[App and web page records]
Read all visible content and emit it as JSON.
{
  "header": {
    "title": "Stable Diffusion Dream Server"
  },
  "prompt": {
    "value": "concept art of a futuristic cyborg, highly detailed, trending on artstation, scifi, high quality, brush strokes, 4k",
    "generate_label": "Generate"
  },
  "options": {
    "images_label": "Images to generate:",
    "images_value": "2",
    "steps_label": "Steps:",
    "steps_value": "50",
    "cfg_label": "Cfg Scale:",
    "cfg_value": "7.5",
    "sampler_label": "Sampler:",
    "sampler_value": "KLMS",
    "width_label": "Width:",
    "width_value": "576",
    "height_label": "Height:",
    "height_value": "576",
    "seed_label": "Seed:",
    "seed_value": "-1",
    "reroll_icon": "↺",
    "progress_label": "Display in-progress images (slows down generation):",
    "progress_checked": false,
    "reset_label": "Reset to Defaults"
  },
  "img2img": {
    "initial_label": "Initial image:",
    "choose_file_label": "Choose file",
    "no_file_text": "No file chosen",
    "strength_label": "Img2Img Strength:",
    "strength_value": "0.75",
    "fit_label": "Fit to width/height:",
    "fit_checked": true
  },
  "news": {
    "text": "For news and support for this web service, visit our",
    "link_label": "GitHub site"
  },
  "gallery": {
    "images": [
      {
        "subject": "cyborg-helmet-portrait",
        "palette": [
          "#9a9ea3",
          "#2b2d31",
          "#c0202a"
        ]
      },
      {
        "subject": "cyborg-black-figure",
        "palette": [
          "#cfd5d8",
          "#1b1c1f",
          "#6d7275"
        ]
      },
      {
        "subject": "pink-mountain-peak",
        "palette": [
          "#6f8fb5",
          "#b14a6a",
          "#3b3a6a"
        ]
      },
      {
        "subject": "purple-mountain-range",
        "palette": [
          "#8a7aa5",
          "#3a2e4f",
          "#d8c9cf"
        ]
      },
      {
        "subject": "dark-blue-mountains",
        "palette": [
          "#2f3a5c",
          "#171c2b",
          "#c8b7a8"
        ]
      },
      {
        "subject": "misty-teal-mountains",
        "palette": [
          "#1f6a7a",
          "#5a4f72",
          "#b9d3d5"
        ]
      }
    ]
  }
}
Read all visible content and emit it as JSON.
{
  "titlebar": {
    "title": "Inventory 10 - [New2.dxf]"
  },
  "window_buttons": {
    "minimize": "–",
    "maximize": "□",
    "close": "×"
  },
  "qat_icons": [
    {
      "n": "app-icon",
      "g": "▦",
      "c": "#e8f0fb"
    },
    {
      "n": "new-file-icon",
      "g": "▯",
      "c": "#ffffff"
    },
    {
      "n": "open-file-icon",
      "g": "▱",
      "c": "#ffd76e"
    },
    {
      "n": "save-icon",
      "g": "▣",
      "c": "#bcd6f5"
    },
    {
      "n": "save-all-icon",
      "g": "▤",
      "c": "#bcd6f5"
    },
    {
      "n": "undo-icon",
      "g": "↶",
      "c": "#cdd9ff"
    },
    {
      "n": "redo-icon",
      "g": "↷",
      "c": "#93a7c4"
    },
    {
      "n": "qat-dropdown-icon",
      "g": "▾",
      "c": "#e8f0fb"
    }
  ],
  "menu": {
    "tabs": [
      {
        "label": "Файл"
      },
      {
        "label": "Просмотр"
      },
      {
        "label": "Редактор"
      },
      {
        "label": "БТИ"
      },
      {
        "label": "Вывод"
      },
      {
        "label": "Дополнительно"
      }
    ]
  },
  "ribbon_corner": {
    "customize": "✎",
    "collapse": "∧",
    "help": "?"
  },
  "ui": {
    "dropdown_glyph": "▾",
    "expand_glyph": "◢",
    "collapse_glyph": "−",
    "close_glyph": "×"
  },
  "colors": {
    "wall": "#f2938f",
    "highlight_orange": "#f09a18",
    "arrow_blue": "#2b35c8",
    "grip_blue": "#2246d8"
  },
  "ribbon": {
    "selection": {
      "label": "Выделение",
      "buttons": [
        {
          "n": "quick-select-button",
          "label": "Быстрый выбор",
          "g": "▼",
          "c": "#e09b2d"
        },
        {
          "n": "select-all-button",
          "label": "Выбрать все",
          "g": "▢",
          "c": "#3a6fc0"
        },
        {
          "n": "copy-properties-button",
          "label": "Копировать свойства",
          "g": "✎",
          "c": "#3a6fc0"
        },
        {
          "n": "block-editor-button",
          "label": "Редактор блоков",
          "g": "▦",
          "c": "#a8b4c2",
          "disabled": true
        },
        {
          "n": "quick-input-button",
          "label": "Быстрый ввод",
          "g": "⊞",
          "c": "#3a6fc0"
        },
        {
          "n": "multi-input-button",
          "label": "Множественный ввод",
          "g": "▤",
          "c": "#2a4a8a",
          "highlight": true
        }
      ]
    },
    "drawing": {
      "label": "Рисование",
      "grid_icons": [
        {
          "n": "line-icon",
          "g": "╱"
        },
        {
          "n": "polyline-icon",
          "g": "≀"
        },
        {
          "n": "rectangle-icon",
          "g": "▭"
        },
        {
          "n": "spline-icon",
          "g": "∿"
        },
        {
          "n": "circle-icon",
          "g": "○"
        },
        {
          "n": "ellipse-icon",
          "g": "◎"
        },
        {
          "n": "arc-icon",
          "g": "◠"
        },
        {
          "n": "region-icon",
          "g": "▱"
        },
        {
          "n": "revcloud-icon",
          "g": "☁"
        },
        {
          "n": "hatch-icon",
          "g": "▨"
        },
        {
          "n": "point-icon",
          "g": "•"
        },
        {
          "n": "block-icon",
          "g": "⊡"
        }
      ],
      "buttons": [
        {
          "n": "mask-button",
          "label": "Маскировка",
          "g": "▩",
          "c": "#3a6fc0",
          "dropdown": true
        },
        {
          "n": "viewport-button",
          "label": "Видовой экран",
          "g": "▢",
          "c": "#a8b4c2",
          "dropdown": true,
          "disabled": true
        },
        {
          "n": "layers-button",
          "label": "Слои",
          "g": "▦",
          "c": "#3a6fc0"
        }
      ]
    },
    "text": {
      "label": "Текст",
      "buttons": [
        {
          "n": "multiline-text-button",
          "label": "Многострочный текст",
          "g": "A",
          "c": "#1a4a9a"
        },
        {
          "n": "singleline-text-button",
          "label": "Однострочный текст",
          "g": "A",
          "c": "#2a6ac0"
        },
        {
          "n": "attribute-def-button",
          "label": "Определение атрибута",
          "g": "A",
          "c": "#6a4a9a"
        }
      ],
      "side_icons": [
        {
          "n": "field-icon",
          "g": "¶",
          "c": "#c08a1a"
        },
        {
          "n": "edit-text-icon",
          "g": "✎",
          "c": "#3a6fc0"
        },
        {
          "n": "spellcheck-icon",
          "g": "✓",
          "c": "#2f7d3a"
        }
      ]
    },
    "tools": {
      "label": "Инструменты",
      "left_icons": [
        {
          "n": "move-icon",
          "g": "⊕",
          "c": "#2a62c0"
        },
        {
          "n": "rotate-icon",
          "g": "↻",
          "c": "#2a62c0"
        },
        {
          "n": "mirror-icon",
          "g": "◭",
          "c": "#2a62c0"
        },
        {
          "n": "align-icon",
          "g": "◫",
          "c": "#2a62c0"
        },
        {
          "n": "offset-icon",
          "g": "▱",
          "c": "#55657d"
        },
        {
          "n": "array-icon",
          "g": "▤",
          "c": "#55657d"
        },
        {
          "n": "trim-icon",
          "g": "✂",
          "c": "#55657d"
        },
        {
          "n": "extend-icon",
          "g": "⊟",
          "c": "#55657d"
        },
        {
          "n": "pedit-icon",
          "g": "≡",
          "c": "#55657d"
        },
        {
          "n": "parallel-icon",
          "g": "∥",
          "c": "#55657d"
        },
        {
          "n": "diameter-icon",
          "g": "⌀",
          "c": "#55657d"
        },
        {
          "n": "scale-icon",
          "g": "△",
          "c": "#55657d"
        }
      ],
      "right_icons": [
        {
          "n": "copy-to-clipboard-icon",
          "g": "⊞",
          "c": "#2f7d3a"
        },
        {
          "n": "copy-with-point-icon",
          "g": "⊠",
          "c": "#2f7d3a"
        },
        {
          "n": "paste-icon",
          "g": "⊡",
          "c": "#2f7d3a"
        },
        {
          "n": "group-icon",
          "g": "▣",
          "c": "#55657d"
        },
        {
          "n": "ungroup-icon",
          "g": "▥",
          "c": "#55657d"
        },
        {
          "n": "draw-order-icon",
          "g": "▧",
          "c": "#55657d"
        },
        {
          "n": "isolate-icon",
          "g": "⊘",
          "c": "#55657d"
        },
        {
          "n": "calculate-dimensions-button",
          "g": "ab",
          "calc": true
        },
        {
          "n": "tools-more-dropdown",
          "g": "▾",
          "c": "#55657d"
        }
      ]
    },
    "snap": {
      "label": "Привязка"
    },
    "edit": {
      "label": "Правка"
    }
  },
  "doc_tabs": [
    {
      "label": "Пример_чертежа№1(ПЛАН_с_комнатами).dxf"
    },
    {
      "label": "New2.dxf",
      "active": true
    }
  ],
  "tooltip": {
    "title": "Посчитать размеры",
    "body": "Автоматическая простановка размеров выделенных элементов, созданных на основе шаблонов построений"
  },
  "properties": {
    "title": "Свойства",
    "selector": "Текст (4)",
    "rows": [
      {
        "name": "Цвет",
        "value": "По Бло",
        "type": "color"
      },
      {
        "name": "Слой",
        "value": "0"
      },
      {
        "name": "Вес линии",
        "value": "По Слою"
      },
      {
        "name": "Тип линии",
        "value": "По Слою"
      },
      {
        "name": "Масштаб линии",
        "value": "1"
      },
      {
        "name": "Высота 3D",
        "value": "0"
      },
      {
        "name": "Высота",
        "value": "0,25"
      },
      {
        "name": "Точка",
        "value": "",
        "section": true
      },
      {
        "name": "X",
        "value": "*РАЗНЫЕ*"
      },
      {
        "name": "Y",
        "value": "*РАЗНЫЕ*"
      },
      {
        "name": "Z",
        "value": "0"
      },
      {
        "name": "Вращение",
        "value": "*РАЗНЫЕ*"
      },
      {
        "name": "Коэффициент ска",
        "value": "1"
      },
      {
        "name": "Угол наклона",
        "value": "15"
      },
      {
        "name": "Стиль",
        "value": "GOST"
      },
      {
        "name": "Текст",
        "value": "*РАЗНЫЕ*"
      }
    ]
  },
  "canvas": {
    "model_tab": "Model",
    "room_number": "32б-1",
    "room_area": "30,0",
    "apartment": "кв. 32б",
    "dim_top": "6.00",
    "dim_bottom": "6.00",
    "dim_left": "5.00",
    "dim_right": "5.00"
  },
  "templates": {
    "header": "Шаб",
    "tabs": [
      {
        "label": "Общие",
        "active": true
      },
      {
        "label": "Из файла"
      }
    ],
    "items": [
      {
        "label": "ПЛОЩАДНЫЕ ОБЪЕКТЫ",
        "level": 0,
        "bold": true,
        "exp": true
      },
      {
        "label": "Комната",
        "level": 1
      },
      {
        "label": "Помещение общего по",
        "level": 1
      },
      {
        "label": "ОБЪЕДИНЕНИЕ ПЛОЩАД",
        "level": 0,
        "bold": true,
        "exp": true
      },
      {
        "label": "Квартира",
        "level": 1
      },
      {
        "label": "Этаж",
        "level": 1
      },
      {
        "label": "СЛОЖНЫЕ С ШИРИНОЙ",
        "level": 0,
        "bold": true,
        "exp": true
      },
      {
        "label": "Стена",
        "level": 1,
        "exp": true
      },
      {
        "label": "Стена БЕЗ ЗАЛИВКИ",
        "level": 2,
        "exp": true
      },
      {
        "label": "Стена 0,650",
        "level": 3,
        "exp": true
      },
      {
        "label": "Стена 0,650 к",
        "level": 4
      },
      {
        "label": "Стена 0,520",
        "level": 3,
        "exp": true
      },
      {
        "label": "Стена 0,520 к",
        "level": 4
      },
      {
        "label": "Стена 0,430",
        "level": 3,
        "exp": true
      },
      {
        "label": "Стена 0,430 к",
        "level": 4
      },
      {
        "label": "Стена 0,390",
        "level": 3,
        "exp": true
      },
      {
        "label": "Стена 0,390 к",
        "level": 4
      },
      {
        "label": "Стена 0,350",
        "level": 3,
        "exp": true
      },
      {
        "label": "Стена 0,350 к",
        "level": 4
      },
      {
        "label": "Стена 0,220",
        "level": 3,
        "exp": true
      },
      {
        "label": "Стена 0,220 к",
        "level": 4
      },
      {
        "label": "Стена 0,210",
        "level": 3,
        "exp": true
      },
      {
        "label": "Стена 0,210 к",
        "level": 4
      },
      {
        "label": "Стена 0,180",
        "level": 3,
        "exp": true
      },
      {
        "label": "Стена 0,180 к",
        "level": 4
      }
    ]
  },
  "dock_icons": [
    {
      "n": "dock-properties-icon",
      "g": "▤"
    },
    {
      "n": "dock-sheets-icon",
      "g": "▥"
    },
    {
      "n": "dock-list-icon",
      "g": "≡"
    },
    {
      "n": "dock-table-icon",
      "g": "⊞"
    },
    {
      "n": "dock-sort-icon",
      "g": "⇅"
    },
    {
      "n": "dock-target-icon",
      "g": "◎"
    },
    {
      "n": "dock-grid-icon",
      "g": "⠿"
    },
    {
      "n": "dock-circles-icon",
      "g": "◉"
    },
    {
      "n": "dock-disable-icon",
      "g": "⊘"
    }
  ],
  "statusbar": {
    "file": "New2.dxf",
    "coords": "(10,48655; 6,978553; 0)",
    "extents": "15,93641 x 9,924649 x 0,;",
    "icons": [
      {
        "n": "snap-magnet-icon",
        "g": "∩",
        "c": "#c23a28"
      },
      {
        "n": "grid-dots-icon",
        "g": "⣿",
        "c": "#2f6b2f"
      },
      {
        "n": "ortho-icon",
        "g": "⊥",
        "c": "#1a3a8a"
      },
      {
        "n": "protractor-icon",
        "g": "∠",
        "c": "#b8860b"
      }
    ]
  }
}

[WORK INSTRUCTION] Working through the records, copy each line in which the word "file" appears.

[ANSWER TO THE EXERCISE]
    "choose_file_label": "Choose file",
    "no_file_text": "No file chosen",
      "n": "new-file-icon",
      "n": "open-file-icon",
    "file": "New2.dxf",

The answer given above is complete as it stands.